Generally, home-based charging requires off-street parking to avoid trailing cables across public footpaths and general public areas. All EV charging items are wired directly to the central metering unit, usually on its own circuit for safe practices and to permit monitoring distinct from other electrical loads. While less common, on-street residential charging units have become available in a few local specialist areas.

How to charge an EV at the job

An increasing number of companies are installing workplace EV charging units for use by employees and visitors. Much like home-based charging, plugging-in an EV at the office charging is practical as a worker vehicle will typically be stationary for most of the day when it could be effortlessly costed. Work-based chargers can also are likely involved in attracting customers to go to a commercial or retail site.

While workplace charge points act like home-based models, power-ratings have a tendency to be higher with more 7 kW and 22 kW systems installed. More business units are double socket allowing them to charge two cars at the same time. The higher electric power units also allow plug-in company fleets to ‘opportunity’ fee in the center of your day to improve the effective quantity of business a long way driven per day and never have to use more costly charging on the public rapid network.

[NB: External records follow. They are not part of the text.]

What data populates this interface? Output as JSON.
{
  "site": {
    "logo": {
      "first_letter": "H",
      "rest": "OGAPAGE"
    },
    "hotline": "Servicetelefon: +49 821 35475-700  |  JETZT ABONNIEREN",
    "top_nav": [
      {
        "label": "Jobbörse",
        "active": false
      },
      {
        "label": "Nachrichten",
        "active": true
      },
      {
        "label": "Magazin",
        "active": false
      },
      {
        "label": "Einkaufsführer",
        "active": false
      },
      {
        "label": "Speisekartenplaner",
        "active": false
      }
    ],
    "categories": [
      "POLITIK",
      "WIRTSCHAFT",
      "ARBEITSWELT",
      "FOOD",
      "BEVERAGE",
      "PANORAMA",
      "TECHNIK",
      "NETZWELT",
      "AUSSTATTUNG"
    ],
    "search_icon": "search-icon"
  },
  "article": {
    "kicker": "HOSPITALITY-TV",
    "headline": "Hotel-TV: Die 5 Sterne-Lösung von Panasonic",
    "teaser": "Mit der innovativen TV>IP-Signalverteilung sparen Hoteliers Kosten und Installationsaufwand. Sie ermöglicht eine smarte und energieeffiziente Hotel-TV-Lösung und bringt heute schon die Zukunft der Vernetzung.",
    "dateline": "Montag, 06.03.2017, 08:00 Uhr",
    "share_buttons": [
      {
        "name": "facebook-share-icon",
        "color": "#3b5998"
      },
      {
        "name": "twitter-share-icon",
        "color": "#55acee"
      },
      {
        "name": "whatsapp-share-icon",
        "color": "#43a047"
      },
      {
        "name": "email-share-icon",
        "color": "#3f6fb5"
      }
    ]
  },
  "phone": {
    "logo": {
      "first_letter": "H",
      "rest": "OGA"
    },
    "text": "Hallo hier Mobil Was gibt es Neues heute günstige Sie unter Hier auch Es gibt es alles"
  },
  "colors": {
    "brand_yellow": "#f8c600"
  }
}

Company benefits in the form of grants or loans and enhanced capital allowances are available for workplace charging items. Company owners can decide whether to provide free charging or top fee a fee to work with the facilities, many deciding on zero or low cost to incentive EV consumption within the business and by customers and site visitors.

Charging your electric car

An integral issue whenever choosing which EV to buy or use is the sort of charging inlets on the automobile. For full EVs, car manufacturers have a tendency to favour one of three charging inlet options: (1) Type 2 and CCS, a choice offered by almost all of the Western european car designers who add a Type 2 for sluggish/fast charging, and a Type 2 Combo (also called ‘CCS’) for fast charging; (2) Type 1 and CHAdeMO, for poor/fast and immediate charging respectively; and (3) Tesla Type 2 which can be entirely on all current European union Tesla models.

To complicate issues, different EV models may charge at different slow and rapid rates of speed depending on what on-board charger has been fitted, with some plug-in hybrids struggling to rapid fee. Battery capacities likewise have a significant influence on charging rates of speed, the bigger EV batteries much more likely to require quick charging.

To assist you understand the strengths of every particular EV model, we’ve created lots of EV charging courses for the UK’s top selling electric vehicles. These courses cover all areas of charging an EV, you need to include models from famous brands BMW, Nissan, Renault, Tesla, and Volkswagen.